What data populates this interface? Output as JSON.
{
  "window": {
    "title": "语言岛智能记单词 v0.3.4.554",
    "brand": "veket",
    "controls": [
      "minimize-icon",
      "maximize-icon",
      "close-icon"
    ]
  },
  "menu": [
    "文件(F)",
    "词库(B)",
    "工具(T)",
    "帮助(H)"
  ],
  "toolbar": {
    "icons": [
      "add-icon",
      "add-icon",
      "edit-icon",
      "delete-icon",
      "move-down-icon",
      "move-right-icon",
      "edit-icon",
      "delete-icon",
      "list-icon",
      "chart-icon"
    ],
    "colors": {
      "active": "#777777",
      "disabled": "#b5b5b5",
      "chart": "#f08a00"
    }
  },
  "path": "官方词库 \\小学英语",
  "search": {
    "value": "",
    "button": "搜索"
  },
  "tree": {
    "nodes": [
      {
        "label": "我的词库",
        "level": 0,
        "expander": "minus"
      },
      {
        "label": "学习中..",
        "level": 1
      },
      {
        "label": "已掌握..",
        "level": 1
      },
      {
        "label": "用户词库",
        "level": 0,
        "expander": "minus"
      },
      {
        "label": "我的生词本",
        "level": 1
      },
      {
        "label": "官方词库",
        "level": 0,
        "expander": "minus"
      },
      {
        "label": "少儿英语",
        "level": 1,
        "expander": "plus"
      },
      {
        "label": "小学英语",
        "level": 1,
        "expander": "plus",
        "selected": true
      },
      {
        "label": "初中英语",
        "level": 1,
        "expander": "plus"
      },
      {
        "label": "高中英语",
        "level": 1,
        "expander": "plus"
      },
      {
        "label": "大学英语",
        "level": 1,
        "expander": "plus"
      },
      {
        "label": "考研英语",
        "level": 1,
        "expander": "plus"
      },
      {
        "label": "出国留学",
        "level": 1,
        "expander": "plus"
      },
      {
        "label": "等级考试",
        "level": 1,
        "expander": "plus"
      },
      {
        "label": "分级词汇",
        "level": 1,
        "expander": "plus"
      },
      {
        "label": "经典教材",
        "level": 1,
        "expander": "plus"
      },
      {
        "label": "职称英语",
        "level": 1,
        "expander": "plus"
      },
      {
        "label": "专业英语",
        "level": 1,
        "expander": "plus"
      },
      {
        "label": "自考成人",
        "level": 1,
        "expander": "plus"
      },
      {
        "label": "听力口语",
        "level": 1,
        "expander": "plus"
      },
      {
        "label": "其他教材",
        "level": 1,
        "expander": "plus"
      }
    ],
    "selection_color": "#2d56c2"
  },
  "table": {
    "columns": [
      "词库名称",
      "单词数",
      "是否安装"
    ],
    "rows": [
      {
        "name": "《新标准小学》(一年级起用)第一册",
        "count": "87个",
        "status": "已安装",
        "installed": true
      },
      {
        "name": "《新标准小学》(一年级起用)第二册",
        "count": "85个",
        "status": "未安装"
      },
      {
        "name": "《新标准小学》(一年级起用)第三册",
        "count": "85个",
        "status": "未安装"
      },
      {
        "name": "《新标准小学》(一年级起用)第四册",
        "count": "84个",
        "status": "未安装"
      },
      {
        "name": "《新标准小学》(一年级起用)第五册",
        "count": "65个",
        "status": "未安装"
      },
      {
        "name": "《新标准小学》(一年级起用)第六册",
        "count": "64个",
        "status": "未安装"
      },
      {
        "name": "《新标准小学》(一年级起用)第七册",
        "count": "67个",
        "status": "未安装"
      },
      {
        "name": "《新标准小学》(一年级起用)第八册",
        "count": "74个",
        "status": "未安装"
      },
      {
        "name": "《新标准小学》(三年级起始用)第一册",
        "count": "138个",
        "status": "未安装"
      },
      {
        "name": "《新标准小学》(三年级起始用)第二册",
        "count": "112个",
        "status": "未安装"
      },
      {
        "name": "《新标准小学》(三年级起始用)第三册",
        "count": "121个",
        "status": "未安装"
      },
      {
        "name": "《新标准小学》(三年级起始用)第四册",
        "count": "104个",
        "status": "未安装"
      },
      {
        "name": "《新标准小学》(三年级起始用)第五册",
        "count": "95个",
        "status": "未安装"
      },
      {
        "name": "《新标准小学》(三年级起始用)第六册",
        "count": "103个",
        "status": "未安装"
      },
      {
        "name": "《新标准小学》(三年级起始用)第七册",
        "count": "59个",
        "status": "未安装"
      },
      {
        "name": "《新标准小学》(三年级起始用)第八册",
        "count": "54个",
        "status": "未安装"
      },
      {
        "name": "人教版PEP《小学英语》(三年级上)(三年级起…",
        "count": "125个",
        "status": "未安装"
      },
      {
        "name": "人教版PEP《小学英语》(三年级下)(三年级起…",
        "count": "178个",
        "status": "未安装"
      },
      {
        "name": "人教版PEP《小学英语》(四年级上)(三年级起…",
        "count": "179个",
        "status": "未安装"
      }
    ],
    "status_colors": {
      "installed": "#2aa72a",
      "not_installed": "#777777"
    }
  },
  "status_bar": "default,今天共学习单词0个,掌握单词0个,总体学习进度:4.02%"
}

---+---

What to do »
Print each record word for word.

Task solution »
What data populates this interface? Output as JSON.
{
  "window": {
    "title": "语言岛智能记单词 v0.3.4.554",
    "brand": "veket",
    "controls": [
      "minimize-icon",
      "maximize-icon",
      "close-icon"
    ]
  },
  "menu": [
    "文件(F)",
    "词库(B)",
    "工具(T)",
    "帮助(H)"
  ],
  "toolbar": {
    "icons": [
      "add-icon",
      "add-icon",
      "edit-icon",
      "delete-icon",
      "move-down-icon",
      "move-right-icon",
      "edit-icon",
      "delete-icon",
      "list-icon",
      "chart-icon"
    ],
    "colors": {
      "active": "#777777",
      "disabled": "#b5b5b5",
      "chart": "#f08a00"
    }
  },
  "path": "官方词库 \\小学英语",
  "search": {
    "value": "",
    "button": "搜索"
  },
  "tree": {
    "nodes": [
      {
        "label": "我的词库",
        "level": 0,
        "expander": "minus"
      },
      {
        "label": "学习中..",
        "level": 1
      },
      {
        "label": "已掌握..",
        "level": 1
      },
      {
        "label": "用户词库",
        "level": 0,
        "expander": "minus"
      },
      {
        "label": "我的生词本",
        "level": 1
      },
      {
        "label": "官方词库",
        "level": 0,
        "expander": "minus"
      },
      {
        "label": "少儿英语",
        "level": 1,
        "expander": "plus"
      },
      {
        "label": "小学英语",
        "level": 1,
        "expander": "plus",
        "selected": true
      },
      {
        "label": "初中英语",
        "level": 1,
        "expander": "plus"
      },
      {
        "label": "高中英语",
        "level": 1,
        "expander": "plus"
      },
      {
        "label": "大学英语",
        "level": 1,
        "expander": "plus"
      },
      {
        "label": "考研英语",
        "level": 1,
        "expander": "plus"
      },
      {
        "label": "出国留学",
        "level": 1,
        "expander": "plus"
      },
      {
        "label": "等级考试",
        "level": 1,
        "expander": "plus"
      },
      {
        "label": "分级词汇",
        "level": 1,
        "expander": "plus"
      },
      {
        "label": "经典教材",
        "level": 1,
        "expander": "plus"
      },
      {
        "label": "职称英语",
        "level": 1,
        "expander": "plus"
      },
      {
        "label": "专业英语",
        "level": 1,
        "expander": "plus"
      },
      {
        "label": "自考成人",
        "level": 1,
        "expander": "plus"
      },
      {
        "label": "听力口语",
        "level": 1,
        "expander": "plus"
      },
      {
        "label": "其他教材",
        "level": 1,
        "expander": "plus"
      }
    ],
    "selection_color": "#2d56c2"
  },
  "table": {
    "columns": [
      "词库名称",
      "单词数",
      "是否安装"
    ],
    "rows": [
      {
        "name": "《新标准小学》(一年级起用)第一册",
        "count": "87个",
        "status": "已安装",
        "installed": true
      },
      {
        "name": "《新标准小学》(一年级起用)第二册",
        "count": "85个",
        "status": "未安装"
      },
      {
        "name": "《新标准小学》(一年级起用)第三册",
        "count": "85个",
        "status": "未安装"
      },
      {
        "name": "《新标准小学》(一年级起用)第四册",
        "count": "84个",
        "status": "未安装"
      },
      {
        "name": "《新标准小学》(一年级起用)第五册",
        "count": "65个",
        "status": "未安装"
      },
      {
        "name": "《新标准小学》(一年级起用)第六册",
        "count": "64个",
        "status": "未安装"
      },
      {
        "name": "《新标准小学》(一年级起用)第七册",
        "count": "67个",
        "status": "未安装"
      },
      {
        "name": "《新标准小学》(一年级起用)第八册",
        "count": "74个",
        "status": "未安装"
      },
      {
        "name": "《新标准小学》(三年级起始用)第一册",
        "count": "138个",
        "status": "未安装"
      },
      {
        "name": "《新标准小学》(三年级起始用)第二册",
        "count": "112个",
        "status": "未安装"
      },
      {
        "name": "《新标准小学》(三年级起始用)第三册",
        "count": "121个",
        "status": "未安装"
      },
      {
        "name": "《新标准小学》(三年级起始用)第四册",
        "count": "104个",
        "status": "未安装"
      },
      {
        "name": "《新标准小学》(三年级起始用)第五册",
        "count": "95个",
        "status": "未安装"
      },
      {
        "name": "《新标准小学》(三年级起始用)第六册",
        "count": "103个",
        "status": "未安装"
      },
      {
        "name": "《新标准小学》(三年级起始用)第七册",
        "count": "59个",
        "status": "未安装"
      },
      {
        "name": "《新标准小学》(三年级起始用)第八册",
        "count": "54个",
        "status": "未安装"
      },
      {
        "name": "人教版PEP《小学英语》(三年级上)(三年级起…",
        "count": "125个",
        "status": "未安装"
      },
      {
        "name": "人教版PEP《小学英语》(三年级下)(三年级起…",
        "count": "178个",
        "status": "未安装"
      },
      {
        "name": "人教版PEP《小学英语》(四年级上)(三年级起…",
        "count": "179个",
        "status": "未安装"
      }
    ],
    "status_colors": {
      "installed": "#2aa72a",
      "not_installed": "#777777"
    }
  },
  "status_bar": "default,今天共学习单词0个,掌握单词0个,总体学习进度:4.02%"
}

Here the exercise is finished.